GIVEN DATA:
=-=-=-=-=

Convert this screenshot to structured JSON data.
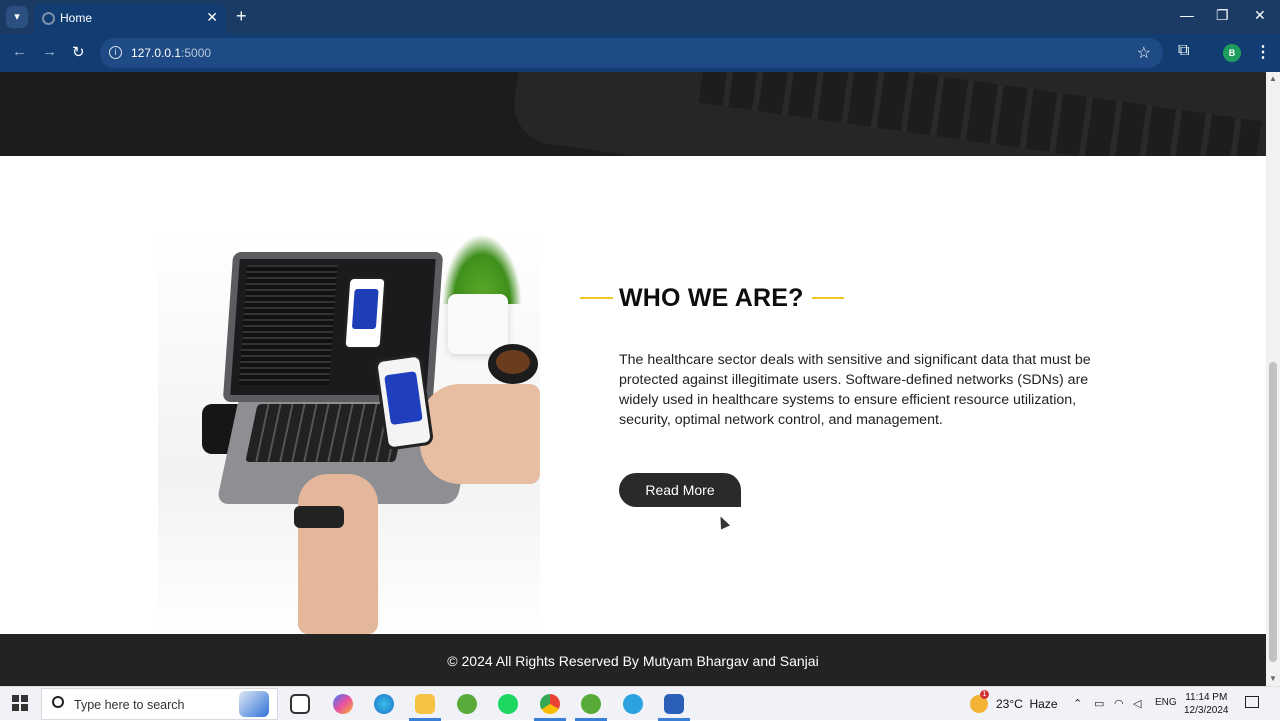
{
  "browser": {
    "tab_title": "Home",
    "url_host": "127.0.0.1",
    "url_port": ":5000",
    "profile_initial": "B"
  },
  "section": {
    "title": "WHO WE ARE?",
    "description": "The healthcare sector deals with sensitive and significant data that must be protected against illegitimate users. Software-defined networks (SDNs) are widely used in healthcare systems to ensure efficient resource utilization, security, optimal network control, and management.",
    "button_label": "Read More"
  },
  "footer": {
    "text": "© 2024 All Rights Reserved By Mutyam Bhargav and Sanjai"
  },
  "taskbar": {
    "search_placeholder": "Type here to search",
    "weather_temp": "23°C",
    "weather_condition": "Haze",
    "weather_badge": "1",
    "language": "ENG",
    "time": "11:14 PM",
    "date": "12/3/2024"
  },
  "colors": {
    "browser_frame": "#1b3a64",
    "accent_line": "#f3c522",
    "button_bg": "#2a2a2a",
    "footer_bg": "#232323"
  }
}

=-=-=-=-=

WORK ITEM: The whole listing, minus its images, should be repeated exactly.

YOUR SOLUTION:
Convert this screenshot to structured JSON data.
{
  "browser": {
    "tab_title": "Home",
    "url_host": "127.0.0.1",
    "url_port": ":5000",
    "profile_initial": "B"
  },
  "section": {
    "title": "WHO WE ARE?",
    "description": "The healthcare sector deals with sensitive and significant data that must be protected against illegitimate users. Software-defined networks (SDNs) are widely used in healthcare systems to ensure efficient resource utilization, security, optimal network control, and management.",
    "button_label": "Read More"
  },
  "footer": {
    "text": "© 2024 All Rights Reserved By Mutyam Bhargav and Sanjai"
  },
  "taskbar": {
    "search_placeholder": "Type here to search",
    "weather_temp": "23°C",
    "weather_condition": "Haze",
    "weather_badge": "1",
    "language": "ENG",
    "time": "11:14 PM",
    "date": "12/3/2024"
  },
  "colors": {
    "browser_frame": "#1b3a64",
    "accent_line": "#f3c522",
    "button_bg": "#2a2a2a",
    "footer_bg": "#232323"
  }
}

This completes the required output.